I'd come from a children's home, you see. I started with my parents and then I got fostered at the age of three and went into a home at the age of eight and I wasn't used to money, so I'd save. I left the children's home at 16, very insecure, and now in the Army I earned pounds 32 a week and it was such a lot of money. I couldn't fathom at that age how I was worth it; why, for keeping occupied, I should get that. I'd spend a couple of pounds a week on a few sweets and maybe some boot polish, and that would be it, I wouldn't spend any more.
But when I went to Germany, I got liberated from saving. And then I decided I wanted a car and there was no better car than this one, a bright red sports car. It said everything about this new dynamic person I was just bringing out. Yeah]
I'm in town. Nineteen years old, being flamboyant and racy. It's me, trying to find a new identity. For example, on the car you'll see there's a sticker in the window, 'Capital Radio'. Now that's very important. Because, you see, I'd joined the Army and I went to Newcastle, then Catterick, then Germany, and the only sense of identity you had was the region you came from, and I was from London way. So I used to talk about London this and London that. I walked and talked like a Londoner. I realised how important it was.
I'd been introduced to black guys in Germany, you see. When I went to the children's home they put me in suburbia where one in a thousand may be black, and where I went to school there might have been three or four black guys, so I was never exposed to African or Caribbean expressions.
Now here I am in Germany and a lot of the servicemen are black, and they wore hats, and they all had a lingua franca going on . . . 'Waapa' means 'What's happening?', and I'm dressed to say that; I've got the hat to say 'I'm bad'.
Girls actually loved the black guys, you know? And there was a whole way of walking and talking and dancing - and food, it wasn't just fish and chips, it was ackee and saltfish and rice and black- eyed peas . . . I think it was a recognition that here was a culture that I could readily identify with. I felt great. It was like me saying, 'Wow, being a black guy is positive.'

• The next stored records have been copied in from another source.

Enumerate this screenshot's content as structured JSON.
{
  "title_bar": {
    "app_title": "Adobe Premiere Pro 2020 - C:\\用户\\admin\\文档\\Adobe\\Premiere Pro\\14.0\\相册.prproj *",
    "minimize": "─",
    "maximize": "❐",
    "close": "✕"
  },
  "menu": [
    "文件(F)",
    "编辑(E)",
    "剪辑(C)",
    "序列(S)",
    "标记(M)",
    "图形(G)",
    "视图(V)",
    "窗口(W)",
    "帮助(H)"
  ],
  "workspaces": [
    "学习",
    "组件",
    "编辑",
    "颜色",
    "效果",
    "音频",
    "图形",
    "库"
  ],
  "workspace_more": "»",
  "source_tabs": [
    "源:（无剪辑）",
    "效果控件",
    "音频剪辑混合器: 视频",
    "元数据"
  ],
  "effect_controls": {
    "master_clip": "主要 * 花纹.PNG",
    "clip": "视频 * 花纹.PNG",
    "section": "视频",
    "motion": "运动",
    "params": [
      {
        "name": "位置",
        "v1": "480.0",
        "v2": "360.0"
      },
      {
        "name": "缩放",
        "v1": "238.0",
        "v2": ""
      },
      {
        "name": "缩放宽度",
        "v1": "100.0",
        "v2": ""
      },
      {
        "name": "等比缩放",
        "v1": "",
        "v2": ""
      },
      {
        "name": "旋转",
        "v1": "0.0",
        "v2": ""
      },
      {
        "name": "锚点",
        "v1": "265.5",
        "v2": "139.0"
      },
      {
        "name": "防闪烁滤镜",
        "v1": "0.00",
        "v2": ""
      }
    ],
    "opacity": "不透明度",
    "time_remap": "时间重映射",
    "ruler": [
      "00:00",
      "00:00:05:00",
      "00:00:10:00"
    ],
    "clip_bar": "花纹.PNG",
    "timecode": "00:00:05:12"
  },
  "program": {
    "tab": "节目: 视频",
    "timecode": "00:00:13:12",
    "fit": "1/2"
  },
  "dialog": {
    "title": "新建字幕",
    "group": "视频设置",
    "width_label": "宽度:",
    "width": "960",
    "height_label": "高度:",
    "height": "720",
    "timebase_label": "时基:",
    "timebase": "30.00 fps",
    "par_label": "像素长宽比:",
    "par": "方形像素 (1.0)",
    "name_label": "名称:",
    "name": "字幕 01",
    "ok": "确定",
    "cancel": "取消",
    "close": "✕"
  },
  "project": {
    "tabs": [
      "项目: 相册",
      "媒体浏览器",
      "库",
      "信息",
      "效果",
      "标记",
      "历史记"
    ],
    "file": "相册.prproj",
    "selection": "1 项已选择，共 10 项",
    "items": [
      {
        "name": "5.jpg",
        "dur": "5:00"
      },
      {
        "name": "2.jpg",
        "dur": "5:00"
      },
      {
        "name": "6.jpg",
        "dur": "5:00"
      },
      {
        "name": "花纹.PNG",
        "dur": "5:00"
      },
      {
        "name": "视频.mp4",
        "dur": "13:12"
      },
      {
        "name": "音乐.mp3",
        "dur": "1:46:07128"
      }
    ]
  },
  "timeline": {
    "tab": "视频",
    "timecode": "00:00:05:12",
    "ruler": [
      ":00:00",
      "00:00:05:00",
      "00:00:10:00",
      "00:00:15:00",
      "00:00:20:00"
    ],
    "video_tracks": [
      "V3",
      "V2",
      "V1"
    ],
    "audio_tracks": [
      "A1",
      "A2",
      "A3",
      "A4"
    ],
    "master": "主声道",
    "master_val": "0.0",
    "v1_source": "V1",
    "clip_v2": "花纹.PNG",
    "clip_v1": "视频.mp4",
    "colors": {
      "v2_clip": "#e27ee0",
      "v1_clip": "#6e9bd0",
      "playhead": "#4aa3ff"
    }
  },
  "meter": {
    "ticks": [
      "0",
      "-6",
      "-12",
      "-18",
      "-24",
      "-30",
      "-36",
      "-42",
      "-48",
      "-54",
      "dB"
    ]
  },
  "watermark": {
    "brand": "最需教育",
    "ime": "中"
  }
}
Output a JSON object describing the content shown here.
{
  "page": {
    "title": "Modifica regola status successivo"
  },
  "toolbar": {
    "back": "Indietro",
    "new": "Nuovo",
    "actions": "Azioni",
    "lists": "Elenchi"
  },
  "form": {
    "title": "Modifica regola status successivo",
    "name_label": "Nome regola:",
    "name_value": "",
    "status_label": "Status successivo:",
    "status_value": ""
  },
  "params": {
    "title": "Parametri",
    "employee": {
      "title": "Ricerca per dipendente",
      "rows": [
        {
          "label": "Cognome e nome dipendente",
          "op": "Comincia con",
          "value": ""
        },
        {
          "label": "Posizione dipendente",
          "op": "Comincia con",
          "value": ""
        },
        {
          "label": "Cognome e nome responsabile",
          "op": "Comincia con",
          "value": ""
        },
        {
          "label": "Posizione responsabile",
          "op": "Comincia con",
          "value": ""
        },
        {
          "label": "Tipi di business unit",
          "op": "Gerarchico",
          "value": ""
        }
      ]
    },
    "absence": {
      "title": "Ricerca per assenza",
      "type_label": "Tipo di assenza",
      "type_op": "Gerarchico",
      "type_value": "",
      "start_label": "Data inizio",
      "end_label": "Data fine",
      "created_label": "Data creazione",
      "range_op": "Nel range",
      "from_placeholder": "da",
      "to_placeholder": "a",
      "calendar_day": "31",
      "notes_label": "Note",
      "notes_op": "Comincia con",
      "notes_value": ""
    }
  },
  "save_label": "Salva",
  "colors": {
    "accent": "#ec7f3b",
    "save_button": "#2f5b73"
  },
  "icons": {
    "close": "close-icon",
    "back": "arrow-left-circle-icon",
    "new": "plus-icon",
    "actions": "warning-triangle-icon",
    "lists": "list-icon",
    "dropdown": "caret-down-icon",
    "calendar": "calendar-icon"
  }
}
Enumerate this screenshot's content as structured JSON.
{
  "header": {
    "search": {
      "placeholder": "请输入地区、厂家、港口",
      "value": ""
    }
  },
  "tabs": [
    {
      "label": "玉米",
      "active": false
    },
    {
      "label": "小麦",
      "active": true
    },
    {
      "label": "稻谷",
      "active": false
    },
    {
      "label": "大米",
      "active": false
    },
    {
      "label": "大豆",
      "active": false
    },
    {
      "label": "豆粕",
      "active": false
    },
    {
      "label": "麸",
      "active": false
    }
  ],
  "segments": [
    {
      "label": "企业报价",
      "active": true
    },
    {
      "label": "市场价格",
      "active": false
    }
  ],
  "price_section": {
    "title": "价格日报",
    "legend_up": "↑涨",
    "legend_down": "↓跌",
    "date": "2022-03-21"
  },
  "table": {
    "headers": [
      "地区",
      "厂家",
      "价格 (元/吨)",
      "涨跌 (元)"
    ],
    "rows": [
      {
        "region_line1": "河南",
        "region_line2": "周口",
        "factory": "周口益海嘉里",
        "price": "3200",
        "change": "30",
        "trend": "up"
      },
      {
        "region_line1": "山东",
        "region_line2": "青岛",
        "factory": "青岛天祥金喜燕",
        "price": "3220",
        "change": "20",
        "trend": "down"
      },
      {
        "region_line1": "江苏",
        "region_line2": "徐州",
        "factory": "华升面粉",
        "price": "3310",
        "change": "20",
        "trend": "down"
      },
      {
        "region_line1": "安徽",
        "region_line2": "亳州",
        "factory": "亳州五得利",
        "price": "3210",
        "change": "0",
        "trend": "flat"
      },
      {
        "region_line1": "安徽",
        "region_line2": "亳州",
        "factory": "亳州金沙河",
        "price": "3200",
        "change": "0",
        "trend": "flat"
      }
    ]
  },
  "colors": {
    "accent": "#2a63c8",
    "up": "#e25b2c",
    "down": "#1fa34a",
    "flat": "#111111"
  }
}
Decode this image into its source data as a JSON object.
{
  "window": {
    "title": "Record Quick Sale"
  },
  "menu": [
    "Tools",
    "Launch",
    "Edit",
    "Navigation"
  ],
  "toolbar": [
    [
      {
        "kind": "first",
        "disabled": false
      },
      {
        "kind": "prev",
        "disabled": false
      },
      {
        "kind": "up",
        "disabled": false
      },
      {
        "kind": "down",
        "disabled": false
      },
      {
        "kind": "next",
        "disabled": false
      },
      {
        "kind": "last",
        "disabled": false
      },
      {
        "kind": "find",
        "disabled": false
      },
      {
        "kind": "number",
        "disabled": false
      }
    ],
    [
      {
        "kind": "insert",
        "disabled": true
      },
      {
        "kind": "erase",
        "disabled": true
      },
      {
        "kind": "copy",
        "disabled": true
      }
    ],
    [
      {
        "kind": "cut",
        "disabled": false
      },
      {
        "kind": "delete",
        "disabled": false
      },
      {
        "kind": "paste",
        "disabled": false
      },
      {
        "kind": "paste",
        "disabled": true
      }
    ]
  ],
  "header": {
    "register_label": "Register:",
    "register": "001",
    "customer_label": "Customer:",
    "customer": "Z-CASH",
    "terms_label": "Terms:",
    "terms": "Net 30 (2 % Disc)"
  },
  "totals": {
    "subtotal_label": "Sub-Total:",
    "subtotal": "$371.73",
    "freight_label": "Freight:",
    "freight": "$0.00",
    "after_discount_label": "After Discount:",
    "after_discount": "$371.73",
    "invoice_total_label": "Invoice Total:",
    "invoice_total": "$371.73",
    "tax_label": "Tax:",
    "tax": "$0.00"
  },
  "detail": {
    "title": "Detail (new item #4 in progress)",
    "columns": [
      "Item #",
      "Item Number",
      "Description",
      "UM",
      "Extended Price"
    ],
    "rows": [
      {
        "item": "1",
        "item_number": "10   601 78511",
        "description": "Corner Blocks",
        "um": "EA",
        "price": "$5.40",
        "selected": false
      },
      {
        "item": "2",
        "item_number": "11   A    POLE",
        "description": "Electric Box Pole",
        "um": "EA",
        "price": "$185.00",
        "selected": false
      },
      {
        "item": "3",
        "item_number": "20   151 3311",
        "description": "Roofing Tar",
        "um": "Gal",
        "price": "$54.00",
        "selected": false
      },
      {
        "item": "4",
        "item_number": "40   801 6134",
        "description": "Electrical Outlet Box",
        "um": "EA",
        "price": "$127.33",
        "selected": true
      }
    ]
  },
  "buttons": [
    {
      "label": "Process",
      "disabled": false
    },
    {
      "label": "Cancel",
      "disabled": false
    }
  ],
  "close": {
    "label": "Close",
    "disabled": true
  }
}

It was a revelation, and it made me reflective. I was very aware that I was African, and yet all the people I was mixing with were either West Indian or American. And so, even though I was identifying a new culture, I knew that I didn't really belong to that culture - it was just nearer to the colour of my skin.
I was quite sure that, wherever I was, whatever my heritage, I had a Eurocentric view of life. But going to Germany made me more proud of my colour and who I was. I was young, black and proud.
I met Monika, my wife, there at a discotheque. I spotted her and made my move and gave her a lift home in my smart car. I was gaining popularity with the British forces in Germany as an athlete, and this all added to my own self- esteem. At school I was never the best at anything. I was energetic, but it wasn't channelled properly. Now this is when I began to gather momentum. Here is an extrovert flourishing. I'm a racy guy, I've come to England as a man. I've got my car, my identity.
At that stage I wanted to make a name for myself. I wanted everybody - all the black guys in Germany, all the girls - to say, 'Aki's in town. This guy's running. He's got the best wheels, he's got the best woman, and he's the best runner]' I wanted to be the don. I'm a wiry young dude with a hat on his head. (Photograph omitted)Reuse content